Plans to set a minimum price for alcohol in Scotland have been backed by the Scottish courts.
The Court of Session in Edinburgh ruled against a challenge by the Scotch whisky industry, who claimed the plans were a breach of European Law.
The ruling now paves the way for the Scottish government to implement its policy, passed by MSPs in 2012.
However, the judgement could be appealed by the drinks industry at the UK Supreme Court in London.
Under the plans, a price of 50p per unit of alcohol would be set, taking a bottle of spirits to at least £14.
The Scottish government, health professionals, police, alcohol charities and some members of the drinks industry believe minimum pricing would help address Scotland's "unhealthy relationship with drink".
But the Scotch Whisky Association and wine makers brought a challenge claiming it was a breach of trade law.
They said other policies should be considered as an alternative to minimum pricing, including an increase in tax
'Below cost sales'
However, in its ruling, the Court of Session said: "The advantage of the proposed minimum pricing system, so far as protecting health and life was concerned, was that it was linked to the strength of the alcohol.
"Current EU tax arrangements related to different types of product (wine, spirits, beer and cider etc) each of which had a range of alcohol strength....there was evidence which demonstrated that the alternative of increased tax, with or without a prohibition on below cost sales, would be less effective than minimum pricing."
The Scotch Whisky Association said it regretted the court's decision.
David Frost, chief executive of the organisation, said: "We continue to believe that [the policy] is a restriction on trade and that there are more effective ways of tackling alcohol misuse.
"However, we of course remain committed to working with all partners to address this problem so that the long-term trend of declining alcohol-related harm in Scotland continues.
"We will study the details of the judgement and consult our members before deciding on next steps, including any possible appeal to the UK Supreme Court."
By contrast, Tennent's said it supported the court ruling, calling it a "positive step" towards tackling alcohol misuse.
The brewer's managing director Andrea Pozzi said: "Although the majority of people enjoy alcohol responsibly, we are concerned about the availability of strong, cheap alcohol. We believe that minimum unit pricing can and will have a positive impact on communities across Scotland."
'Industry's delaying tactics'
The Scottish government called on the SWA and others in the drinks industry to respect the judgement of the court.
Aileen Campbell, Minister for Public Health, said: "The Scotch Whisky Association represents some of Scotland's finest whisky brands, and while they were entitled to raise this action, they, and the wider drinks industry, must now respect the democratic will of the Scottish Parliament and the ruling of the Court of Session and enable this life-saving measure to be introduced.
"This policy was passed by the Scottish Parliament unopposed more than four years ago. In that time, the democratic will of our national parliament has been thwarted by this ongoing legal challenge, while many people in Scotland have continued to die from the effects of alcohol misuse.

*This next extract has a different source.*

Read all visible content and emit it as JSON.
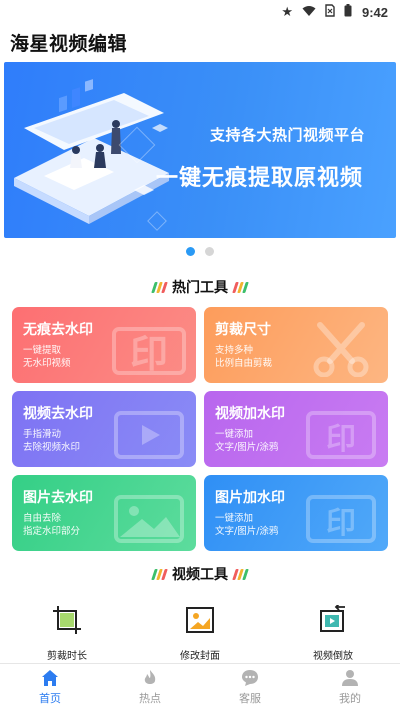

"Today's ruling is a landmark one, and should mark the end of the legal process, allowing this important policy to finally be brought forward."
Doctors' leaders also welcomed the ruling. Dr Peter Bennie, chairman of BMA Scotland, said a minimum price was the action needed to improve Scotland's "damaging relationship with alcohol".
He added: "Every year that has been lost to the alcohol industry's delaying tactics has brought with it a human cost in lives lost and health damaged.
"The alcohol industry needs to accept today's judgement and stop attempting to put their own agenda ahead of the public interest."
Alison Douglas, chief executive of campaign group Alcohol Focus Scotland, said it was a "great day for Scotland's health".
She added: "Scotland has been waiting more than four years to implement this policy, which will prevent thousands of hospital admissions and crimes, and save hundreds of lives.
"We hope that minimum pricing will now be put in place as quickly as possible so we can start seeing the benefits."
Scottish Conservative health spokesman Donald Cameron said his party had supported the legislation on the condition it would be legally sound and could be dropped if it was found not to be working.
He said: "It's taken the SNP a considerable length of time to get to this stage.
"But now it's happened, we need to monitor the results closely to see what impact it has on Scotland's damaging and complex relationship with alcohol."
The issue of minimum pricing was referred to the European Court of Justice, which ruled last December that European law may have been breached by the policy.
However the European Court ruled that it was ultimately up to national courts to make the decision about whether to implement it.
Under the plans, the cheapest bottle of wine (9.4 units of alcohol) would be £4.69, a four-pack of 500ml cans of 4% lager would cost at least £4 and a 70cl bottle of whisky could not be sold for less than £14.
The SWA has argued minimum pricing would discriminate against poorer drinkers, and was beyond the power of the Scottish government.
The government's chief medical officer recommends the maximum weekly intake of alcohol is 14 units for both men and women.